  48. Pesetsky, David. 1987. Wh-in situ: Movement and Unselective Binding. In The Representation of (In)definiteness, ed. E.J. Reuland and A. ter Meulen. Cambridge, MA: MIT Press.Google Scholar
  49. Rizzi, Luigi. 1997. The Fine Structure of the Left Periphery. In Elements of Grammar: Handbook in Generative Syntax, ed. L. Haegeman, 281–337. Dordrecht: Kluwer.CrossRefGoogle Scholar
  50. Rullmann, Hotze. 1995. “Maximality in the Semantics of WH construction”. PhD dissertation, University of Massachusetts, Amherst.Google Scholar
  51. Rullmann, Hotze, and Sigrid Beck. 1998. “Presupposition Projection and the Interpretation of which-Questions.” SALT VIII: 213–232.Google Scholar
  52. Sauerland, Uli. 1998. “The Meaning of Chains.” PhD dissertation, MIT.Google Scholar
  53. Slade, Benjamin Martin. 2011. “Formal and Philological Inquiries into the Nature of Interrogatives, Indefinites, Disjunction, and Focus in Sinhala and other languages.” PhD dissertation, University of Illinois at Urbana-Champaign.Google Scholar
  54. Sportiche, Dominique. 1995. Sketch of a Reductionist Approach to Syntactic Variation and Dependencies.

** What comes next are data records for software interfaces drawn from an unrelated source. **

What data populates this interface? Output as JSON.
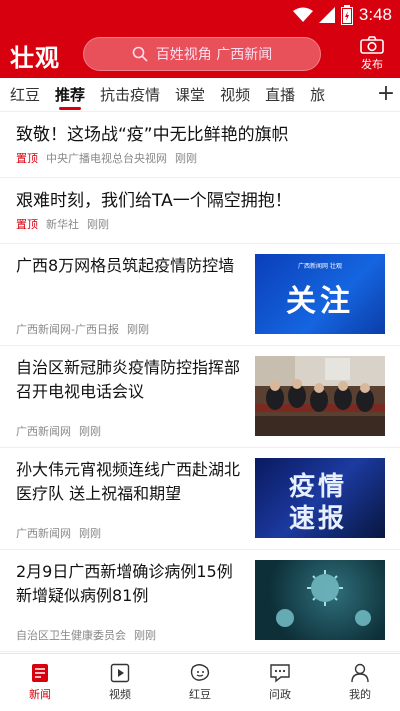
{
  "status": {
    "time": "3:48"
  },
  "header": {
    "logo": "壮观",
    "search_placeholder": "百姓视角 广西新闻",
    "publish_label": "发布"
  },
  "tabs": [
    "红豆",
    "推荐",
    "抗击疫情",
    "课堂",
    "视频",
    "直播",
    "旅"
  ],
  "active_tab": "推荐",
  "pinned": [
    {
      "title": "致敬！这场战“疫”中无比鲜艳的旗帜",
      "tag": "置顶",
      "source": "中央广播电视总台央视网",
      "time": "刚刚"
    },
    {
      "title": "艰难时刻，我们给TA一个隔空拥抱！",
      "tag": "置顶",
      "source": "新华社",
      "time": "刚刚"
    }
  ],
  "articles": [
    {
      "title": "广西8万网格员筑起疫情防控墙",
      "source": "广西新闻网-广西日报",
      "time": "刚刚",
      "thumb_text": "关注",
      "thumb_badge": "广西新闻网 壮观"
    },
    {
      "title": "自治区新冠肺炎疫情防控指挥部召开电视电话会议",
      "source": "广西新闻网",
      "time": "刚刚"
    },
    {
      "title": "孙大伟元宵视频连线广西赴湖北医疗队 送上祝福和期望",
      "source": "广西新闻网",
      "time": "刚刚",
      "thumb_text1": "疫情",
      "thumb_text2": "速报"
    },
    {
      "title": "2月9日广西新增确诊病例15例 新增疑似病例81例",
      "source": "自治区卫生健康委员会",
      "time": "刚刚"
    }
  ],
  "bottom_nav": [
    {
      "label": "新闻",
      "icon": "news-icon"
    },
    {
      "label": "视频",
      "icon": "video-icon"
    },
    {
      "label": "红豆",
      "icon": "hongdou-icon"
    },
    {
      "label": "问政",
      "icon": "chat-icon"
    },
    {
      "label": "我的",
      "icon": "profile-icon"
    }
  ],
  "colors": {
    "brand": "#d7000f"
  }
}
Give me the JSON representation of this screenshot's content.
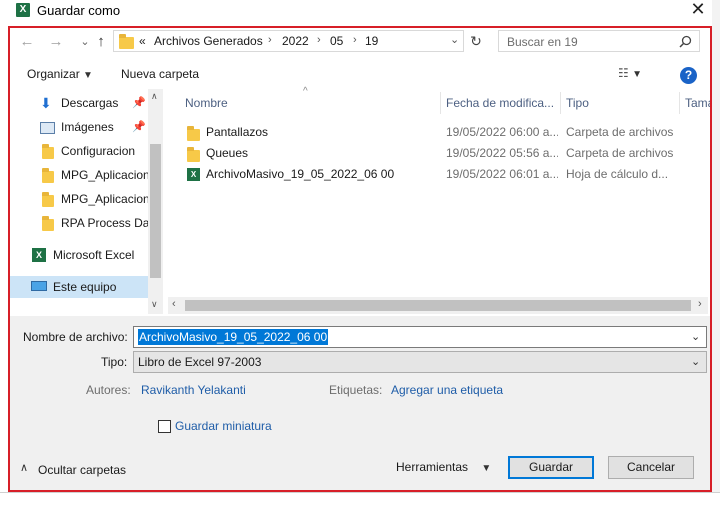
{
  "window": {
    "title": "Guardar como",
    "app_badge": "X",
    "close_icon": "close-icon"
  },
  "address": {
    "overflow": "«",
    "crumbs": [
      "Archivos Generados",
      "2022",
      "05",
      "19"
    ],
    "search_placeholder": "Buscar en 19"
  },
  "toolbar": {
    "organize": "Organizar",
    "new_folder": "Nueva carpeta",
    "help": "?"
  },
  "nav": {
    "items": [
      {
        "label": "Descargas",
        "icon": "download-icon",
        "pinned": true
      },
      {
        "label": "Imágenes",
        "icon": "pictures-icon",
        "pinned": true
      },
      {
        "label": "Configuracion",
        "icon": "folder-icon",
        "pinned": false
      },
      {
        "label": "MPG_Aplicacion",
        "icon": "folder-icon",
        "pinned": false
      },
      {
        "label": "MPG_Aplicacion",
        "icon": "folder-icon",
        "pinned": false
      },
      {
        "label": "RPA Process Dat",
        "icon": "folder-icon",
        "pinned": false
      },
      {
        "label": "Microsoft Excel",
        "icon": "excel-icon",
        "pinned": false
      },
      {
        "label": "Este equipo",
        "icon": "computer-icon",
        "pinned": false,
        "selected": true
      }
    ]
  },
  "columns": {
    "name": "Nombre",
    "modified": "Fecha de modifica...",
    "type": "Tipo",
    "size": "Tama"
  },
  "files": [
    {
      "name": "Pantallazos",
      "modified": "19/05/2022 06:00 a...",
      "type": "Carpeta de archivos",
      "icon": "folder-icon"
    },
    {
      "name": "Queues",
      "modified": "19/05/2022 05:56 a...",
      "type": "Carpeta de archivos",
      "icon": "folder-icon"
    },
    {
      "name": "ArchivoMasivo_19_05_2022_06 00",
      "modified": "19/05/2022 06:01 a...",
      "type": "Hoja de cálculo d...",
      "icon": "excel-file-icon"
    }
  ],
  "form": {
    "filename_label": "Nombre de archivo:",
    "filename_value": "ArchivoMasivo_19_05_2022_06 00",
    "type_label": "Tipo:",
    "type_value": "Libro de Excel 97-2003",
    "authors_label": "Autores:",
    "authors_value": "Ravikanth Yelakanti",
    "tags_label": "Etiquetas:",
    "tags_value": "Agregar una etiqueta",
    "thumbnail_label": "Guardar miniatura"
  },
  "footer": {
    "hide_folders": "Ocultar carpetas",
    "tools": "Herramientas",
    "save": "Guardar",
    "cancel": "Cancelar"
  },
  "colors": {
    "accent": "#0078d7",
    "highlight_frame": "#d71f28",
    "excel_green": "#1e7145",
    "selection": "#cce4f7"
  }
}
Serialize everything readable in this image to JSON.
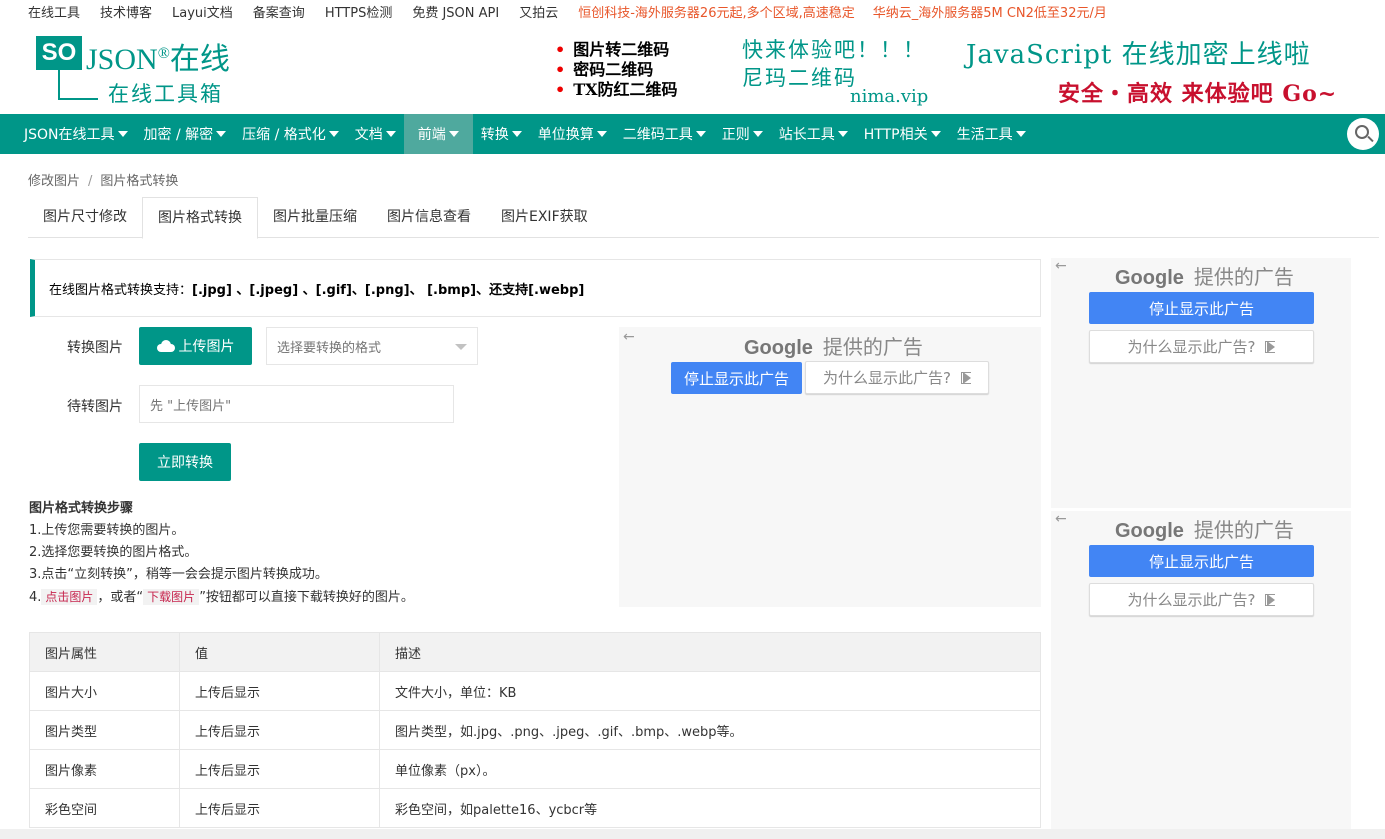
{
  "toplinks": {
    "items": [
      "在线工具",
      "技术博客",
      "Layui文档",
      "备案查询",
      "HTTPS检测",
      "免费 JSON API",
      "又拍云"
    ],
    "ads": [
      "恒创科技-海外服务器26元起,多个区域,高速稳定",
      "华纳云_海外服务器5M CN2低至32元/月"
    ]
  },
  "logo": {
    "so": "SO",
    "json": "JSON",
    "reg": "®",
    "online": "在线",
    "subtitle": "在线工具箱"
  },
  "promo": {
    "lines": [
      "图片转二维码",
      "密码二维码",
      "TX防红二维码"
    ],
    "cta1": "快来体验吧！！！",
    "cta2": "尼玛二维码",
    "url": "nima.vip",
    "banner1": "JavaScript 在线加密上线啦",
    "banner2": "安全・高效 来体验吧 Go~"
  },
  "nav": {
    "items": [
      "JSON在线工具",
      "加密 / 解密",
      "压缩 / 格式化",
      "文档",
      "前端",
      "转换",
      "单位换算",
      "二维码工具",
      "正则",
      "站长工具",
      "HTTP相关",
      "生活工具"
    ],
    "active_index": 4
  },
  "breadcrumb": {
    "parent": "修改图片",
    "current": "图片格式转换",
    "separator": "/"
  },
  "tabs": [
    "图片尺寸修改",
    "图片格式转换",
    "图片批量压缩",
    "图片信息查看",
    "图片EXIF获取"
  ],
  "notice": {
    "prefix": "在线图片格式转换支持：",
    "formats": "[.jpg] 、[.jpeg] 、[.gif]、[.png]、 [.bmp]、还支持[.webp]"
  },
  "form": {
    "convert_label": "转换图片",
    "upload_button": "上传图片",
    "format_placeholder": "选择要转换的格式",
    "pending_label": "待转图片",
    "pending_placeholder": "先 \"上传图片\"",
    "convert_button": "立即转换"
  },
  "steps": {
    "title": "图片格式转换步骤",
    "s1": "1.上传您需要转换的图片。",
    "s2": "2.选择您要转换的图片格式。",
    "s3": "3.点击“立刻转换”，稍等一会会提示图片转换成功。",
    "s4_prefix": "4.",
    "s4_code1": "点击图片",
    "s4_mid": "，或者“",
    "s4_code2": "下载图片",
    "s4_suffix": "”按钮都可以直接下载转换好的图片。"
  },
  "ad": {
    "back": "←",
    "google": "Google",
    "provided": "提供的广告",
    "stop": "停止显示此广告",
    "why": "为什么显示此广告?"
  },
  "table": {
    "headers": [
      "图片属性",
      "值",
      "描述"
    ],
    "rows": [
      [
        "图片大小",
        "上传后显示",
        "文件大小，单位：KB"
      ],
      [
        "图片类型",
        "上传后显示",
        "图片类型，如.jpg、.png、.jpeg、.gif、.bmp、.webp等。"
      ],
      [
        "图片像素",
        "上传后显示",
        "单位像素（px）。"
      ],
      [
        "彩色空间",
        "上传后显示",
        "彩色空间，如palette16、ycbcr等"
      ]
    ]
  },
  "colors": {
    "primary": "#009688",
    "ad_blue": "#4285f4",
    "link_ad": "#e8562a",
    "promo_red": "#c8102e"
  }
}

In Evolution and Revolution in Syntactic Theory, ed. H. Campos, 356–398. Washington: Georgetown University Press.Google Scholar
  55. Sumangala, Lelwala. 1992. “Long Distance Dependencies in Sinhala: The Syntax of Focus and WH Questions.” PhD dissertation, Cornell University.Google Scholar
  56. Tanaka, Hidekazu. 1999. LF wh-Island and the Minimal Scope Principle. Natural Language & Linguistic Theory 17: 371–402.CrossRefGoogle Scholar
  57. Tomioka, Satoshi. 2007. Pragmatics of LF Intervention Effects: Japanese and Korean Interrogatives. Journal of Pragmatics 39: 1570–1590.CrossRefGoogle Scholar
  58. Uegaki, Wataru. 2015. “Interpreting Questions Under Attitudes.” PhD dissertation, MIT.Google Scholar
  59. von Stechow, Arnim. 1996. Against LF Pied-piping. Natural Language Semantics 4: 57–110.CrossRefGoogle Scholar
  60. Yang, Barry Chung-Yu. 2012. Intervention Effects and wh-Construals. Journal of East Asian Linguistics 21: 43–87.CrossRefGoogle Scholar
  61. Yoshida, Tomoyuki. 1998. Wh-Operator Versus Yes/No-Operator. ICU Language Research Bulletin 13: 159–172.Google Scholar

Copyright information

© Springer Nature B.V. 2019

Authors and Affiliations

  1. 1.Department of British and American StudiesAichi Prefectural UniversityNagakuteJapan

Personalised recommendations